Historians and scholars, including former President Woodrow Wilson (when he was a Princeton University professor), have said that Shays Rebellion was one of the key forces behind the shaping of the U.S. Constitution as a document of protection for corporate interests. The Shays resistance alerted the Founders to the dangers of a populist democracy to their business interests.
The importance of Shays Rebellion has never been fully appreciated, until recently, and Shays and his followers have always been viewed as a small group of poor farmers and debtors who closed the courts as a protest of local civil authority.
The meaning of Shays' Rebellion for our time is to understand an escalating crisis in which the men who fought or financed the American Revolution were obliged to reconsider that revolution and its principles only ten years later. Was the new country to be "of the people, by the people, for the people?"
To quote Howard Zinn: "The American colonists, having fought and won the war for independence from England, faced the question of what kind of government to establish. In 1786, three years after the treaty of peace was signed, there was a rebellion of farmers in western Massachusetts, led by Captain Daniel Shays, a veteran of the Revolutionary war. The uprising was crushed, but it put a scare into those leaders who were to become our Founding Fathers."
After Shays Rebellion, General Henry Knox warned his former commander, George Washington, about the rebels: "They see the weakness of government; they feel at once their own poverty, compared to the opulent, and their own force, and they are determined to make use of the latter in order to remedy the former. Their creed is that the property of the U.S. has been protected from the confiscations of Britain by the joint exertions of all, and therefore should be the common property of all."
The Constitutional Convention in Philadelphia for 1787 was called to deal with this problem, to set up "big government," to protect the interests of merchants, slave-holders, and landowners.”
So, who were these Shays rebels?
Daniel Shays, a farmer from Pelham and a Revolutionary war veteran, organized poor farmers from the Connecticut Valley try to shut down the courts that were sending them to debtors prisons on behalf of big Boston banks and business interests calling in debts. Many of the farmers were veterans who had trudged home from the Revolution "with not a single month's pay" in their pockets, but only worthless government certificates.
In 1786-87, these debt-ridden farmers, struck by the economic depression that followed the American Revolution, petitioned the state senate to issue paper money and to halt foreclosure of mortgages on their property and their own imprisonment for debt as a result of high land taxes. Without such relief, they were being put into prison and losing their lands for debts they had no way to pay.
Sentiment was particularly high against the commercial interests who controlled the state senate in Boston, and the lawyers who hastened the farmers’ bankruptcy by their exorbitant fees for litigation.
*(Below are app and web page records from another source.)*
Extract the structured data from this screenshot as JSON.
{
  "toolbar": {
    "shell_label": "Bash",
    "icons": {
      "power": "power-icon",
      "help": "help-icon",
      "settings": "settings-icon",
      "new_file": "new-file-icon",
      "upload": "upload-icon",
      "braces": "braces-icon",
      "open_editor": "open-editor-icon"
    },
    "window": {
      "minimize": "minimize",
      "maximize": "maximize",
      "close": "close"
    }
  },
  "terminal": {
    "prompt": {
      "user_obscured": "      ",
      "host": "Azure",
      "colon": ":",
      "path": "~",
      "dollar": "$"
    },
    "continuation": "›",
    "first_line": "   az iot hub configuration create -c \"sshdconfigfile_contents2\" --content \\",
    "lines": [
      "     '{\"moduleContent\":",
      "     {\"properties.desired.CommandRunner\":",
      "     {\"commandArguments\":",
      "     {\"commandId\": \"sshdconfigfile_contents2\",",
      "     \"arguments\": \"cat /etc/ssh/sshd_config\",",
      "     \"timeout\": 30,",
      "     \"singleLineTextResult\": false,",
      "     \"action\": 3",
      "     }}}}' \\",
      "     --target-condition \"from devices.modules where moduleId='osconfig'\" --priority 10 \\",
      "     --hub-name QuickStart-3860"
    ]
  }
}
When the state senate failed to undertake reform, armed insurgents in the Berkshire Hills and the Connecticut River Valley, under the leadership of Daniel Shays and others, began (Aug. 1786) to forcibly to prevent the county courts from sitting to make judgments for debt. In September they forced the state supreme court at Springfield to adjourn.
Other Shays related material on the web:
Also, the book: